Imagine it is a brisk spring day with a temperature of 50˚ Fahrenheit, when your furnace kicks on to heat your house. On a day when your comfort is only altered in a miniscule way, it is unnecessary to burn fossil fuels as if there were a frozen tundra outside your door. The energy alternative is all around you – solar power.
Many believe that solar power was a trend that started in the 1970’s and fizzled out by the late 1980’s. What those people do not know is that any new house built today can be made to utilize solar energy better than ever before. Fortunately the use of large, bulky black panels is no longer needed to make use of solar energy in one’s living quarters. Instead, the solar techniques can be found when the actual designing of the house is done. An example of such a technique would be positioning the windows of a house to face south and southwest in order to capture sunlight in the winter months. Using heavy materials that insulate well is another instance of proper solar energy use. Thick concrete, large overhangs, and limiting windows on the north and east sides of a house are all useful forms of capturing and using solar energy. The same is true when installing an above ground or in ground pool. Design and place your swimming pool to maximize the amount of sunlight it receives each day. Also, the use of a solar pool cover will help retain the heat in the pool water and reduce pool water evaporation.
All of the aforementioned energy-saving practices are different forms of “passive solar energy”. In fact, any behavior that maximizes energy from the sun and cuts down on how much energy is lost is considered as such.

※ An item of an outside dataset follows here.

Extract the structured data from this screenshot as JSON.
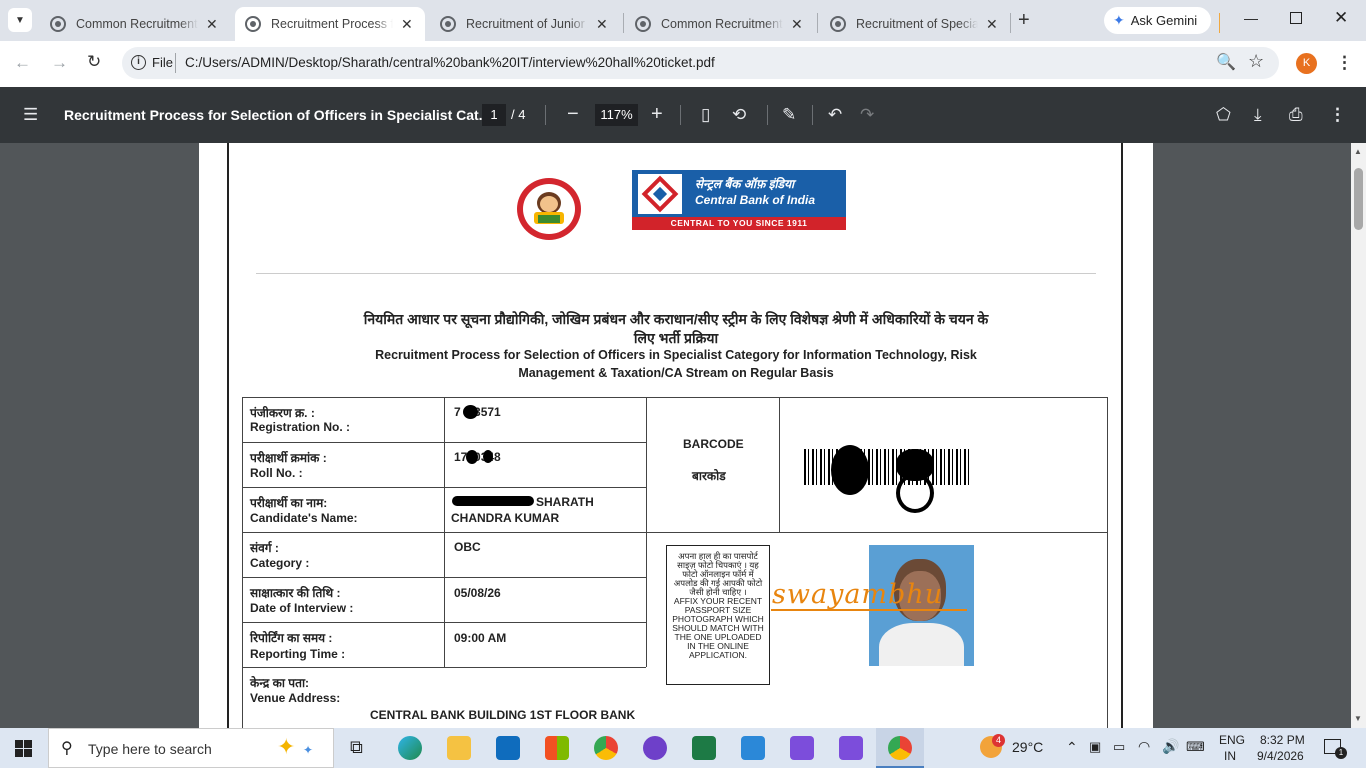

Utilizing any of them will save you energy and money on fossil fuel costs. In a world that is trying to “go green”, you can do your part by simply designing your house properly.